By Mary Mwende Mbithi
Air freight has for years been the sole mode of transport for flowers in the entire continent. With the international flower business growing substantially recently, sea transport is ‘the new kid in the block’. Coming just in handy as an alternative when the cost of air freight has shot up to $5.8 per kilo of cargo, is more of a milestone to the flower industry.
Kenya Flower Council’s CEO Clement Tulezi, says that, “sea freight is a solution to gaps left by air freight which amount to about 1500 tonnes per week and the air freight is not expanding. The only way forward is flowers by sea.”
According to Tulezi high freight charges have made produce from neighbouring countries like Ethiopia sell at by 2030. All in all, the use of both air and sea freigh would cut out Kenya as East Africa's Horticultural lodestar.
So far Kenya has created a niche as a mega producer and exporter in horticulture earning the country’s GDP of more than 1% with the horticultural produce ranging from flowers to vegetables and fruits.

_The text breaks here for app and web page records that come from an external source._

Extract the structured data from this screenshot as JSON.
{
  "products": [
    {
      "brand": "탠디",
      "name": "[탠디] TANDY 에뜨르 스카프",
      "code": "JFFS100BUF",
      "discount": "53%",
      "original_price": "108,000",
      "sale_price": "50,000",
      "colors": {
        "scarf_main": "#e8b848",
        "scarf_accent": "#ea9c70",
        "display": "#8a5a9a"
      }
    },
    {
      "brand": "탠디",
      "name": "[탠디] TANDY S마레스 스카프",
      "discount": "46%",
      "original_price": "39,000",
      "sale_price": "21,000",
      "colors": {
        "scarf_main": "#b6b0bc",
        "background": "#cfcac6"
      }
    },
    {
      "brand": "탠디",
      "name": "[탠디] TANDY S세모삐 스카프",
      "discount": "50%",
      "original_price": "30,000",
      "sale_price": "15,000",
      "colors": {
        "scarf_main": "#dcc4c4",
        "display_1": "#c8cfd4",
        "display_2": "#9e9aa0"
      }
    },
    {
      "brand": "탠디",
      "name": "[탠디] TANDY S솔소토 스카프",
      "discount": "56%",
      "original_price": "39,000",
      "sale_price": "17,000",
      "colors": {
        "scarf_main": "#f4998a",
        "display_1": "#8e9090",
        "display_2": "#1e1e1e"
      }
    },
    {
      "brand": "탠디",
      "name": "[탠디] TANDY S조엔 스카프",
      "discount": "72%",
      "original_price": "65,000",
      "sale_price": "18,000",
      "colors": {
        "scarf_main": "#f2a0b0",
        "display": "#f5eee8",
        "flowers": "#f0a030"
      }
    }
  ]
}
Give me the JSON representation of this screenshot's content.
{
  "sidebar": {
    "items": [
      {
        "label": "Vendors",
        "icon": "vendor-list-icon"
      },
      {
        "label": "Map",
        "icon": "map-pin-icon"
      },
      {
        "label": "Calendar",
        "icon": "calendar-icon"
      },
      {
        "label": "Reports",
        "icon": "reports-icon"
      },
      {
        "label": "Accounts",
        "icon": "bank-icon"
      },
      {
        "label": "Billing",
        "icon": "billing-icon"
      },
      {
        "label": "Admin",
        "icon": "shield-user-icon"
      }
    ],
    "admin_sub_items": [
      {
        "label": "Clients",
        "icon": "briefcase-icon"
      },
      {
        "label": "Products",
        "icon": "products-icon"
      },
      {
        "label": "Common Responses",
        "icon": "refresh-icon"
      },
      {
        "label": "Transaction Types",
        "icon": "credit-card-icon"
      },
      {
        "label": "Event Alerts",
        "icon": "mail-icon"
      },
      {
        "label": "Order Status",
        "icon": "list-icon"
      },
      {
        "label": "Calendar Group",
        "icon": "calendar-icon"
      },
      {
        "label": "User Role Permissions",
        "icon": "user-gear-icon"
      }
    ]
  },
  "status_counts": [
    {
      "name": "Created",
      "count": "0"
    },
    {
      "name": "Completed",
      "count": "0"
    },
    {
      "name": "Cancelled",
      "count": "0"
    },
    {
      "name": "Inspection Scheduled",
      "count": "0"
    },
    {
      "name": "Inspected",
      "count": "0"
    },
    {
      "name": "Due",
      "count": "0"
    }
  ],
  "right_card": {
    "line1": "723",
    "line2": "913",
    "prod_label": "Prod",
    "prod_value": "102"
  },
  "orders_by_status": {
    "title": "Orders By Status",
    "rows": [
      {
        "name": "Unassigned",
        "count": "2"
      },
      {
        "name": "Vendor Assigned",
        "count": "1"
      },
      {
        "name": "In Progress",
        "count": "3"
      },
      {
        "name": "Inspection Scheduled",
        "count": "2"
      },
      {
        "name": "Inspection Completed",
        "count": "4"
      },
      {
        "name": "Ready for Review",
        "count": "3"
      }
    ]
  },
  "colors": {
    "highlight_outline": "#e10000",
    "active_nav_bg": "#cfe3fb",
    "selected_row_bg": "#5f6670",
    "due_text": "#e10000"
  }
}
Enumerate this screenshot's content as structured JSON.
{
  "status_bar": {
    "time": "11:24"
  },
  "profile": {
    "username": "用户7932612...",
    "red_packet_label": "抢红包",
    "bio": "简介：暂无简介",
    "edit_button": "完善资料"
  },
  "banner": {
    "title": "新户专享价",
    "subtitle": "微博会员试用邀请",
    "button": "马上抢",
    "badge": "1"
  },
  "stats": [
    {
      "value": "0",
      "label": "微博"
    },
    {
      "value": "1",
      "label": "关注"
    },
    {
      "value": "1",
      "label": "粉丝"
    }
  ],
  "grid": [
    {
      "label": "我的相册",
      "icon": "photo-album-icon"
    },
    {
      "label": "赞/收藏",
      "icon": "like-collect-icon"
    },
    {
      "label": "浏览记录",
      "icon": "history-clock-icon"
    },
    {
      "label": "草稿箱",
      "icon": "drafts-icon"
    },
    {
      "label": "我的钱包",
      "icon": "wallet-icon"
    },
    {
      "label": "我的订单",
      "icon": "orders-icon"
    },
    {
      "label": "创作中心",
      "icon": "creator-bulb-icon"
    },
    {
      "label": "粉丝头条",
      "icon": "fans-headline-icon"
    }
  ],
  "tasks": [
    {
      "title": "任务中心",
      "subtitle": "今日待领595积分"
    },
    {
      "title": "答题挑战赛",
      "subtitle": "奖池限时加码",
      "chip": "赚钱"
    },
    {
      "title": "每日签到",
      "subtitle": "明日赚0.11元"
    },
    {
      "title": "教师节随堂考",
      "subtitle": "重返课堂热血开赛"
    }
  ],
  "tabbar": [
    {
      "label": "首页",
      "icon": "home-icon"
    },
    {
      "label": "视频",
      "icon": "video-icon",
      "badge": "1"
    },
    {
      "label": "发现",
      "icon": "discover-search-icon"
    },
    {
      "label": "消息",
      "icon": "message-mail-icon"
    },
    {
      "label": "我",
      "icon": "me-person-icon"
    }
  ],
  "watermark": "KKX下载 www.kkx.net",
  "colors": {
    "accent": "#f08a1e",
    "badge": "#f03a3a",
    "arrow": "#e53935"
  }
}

Flowers shipped by sea have less stress compared to those shipped by air. However, sea freight is not yet a common practice in the flower business.For instance, a major challenge is the duration it takes for roses from Kenya (about 30-35 days) to reach EU markets. This tells that poor handling and improper treatments may compromise on quality of flowers at their final destination. After arrival in Europe, roses should be able to withstand 3-4 day period in the retail channel and should have a remaining vase life of at least 7 days of acceptable quality. According to Van Doorn, of Chrysal, sea transport of flowers is cheaper than air transport, more flower-friendly and when all steps are adhered to, it gives better quality vase life. To reach the end consumer in a good state, flowers ought to be in right stable conditions and handled carefully.
Flowers set for sea freight are meant to follow a strict cold chain management as well as botrytis control in order to alleviate damages. Early openings, leaf desiccation and fungal infections also need good management. Speaking at the ‘Flowers by Sea’ conference held at Visa Oshwal Center in Nairobi, the Chrysal team talked of a protocol to manage these with pretreatment dip as the initial step before packing the flowers in a sea freight box customized to allow air flow in and out of the box.
According to Dennis Nyamweya of Kuenhe+Nagel, when shipping temperature-controlled goods like flowers, there is the need for reliable logistics that provides seamless cold chain transportation throughout the journey. Flowers via sea could take more than two weeks to their destination, therefore temperature should be maintained so as not to compromise on standards. Kuenhne + Nagel offers transport in reefer containers that are monitored around the clock with temperature controlled interventions in case of deviations in temperatures.
Jeroen van der Hulst, founder and managing director of Flower Watch says, “The implementation of sea freight in Kenya to Europe is a worthwhile development that makes the Kenyan industry more resilient, efficient and sustainable.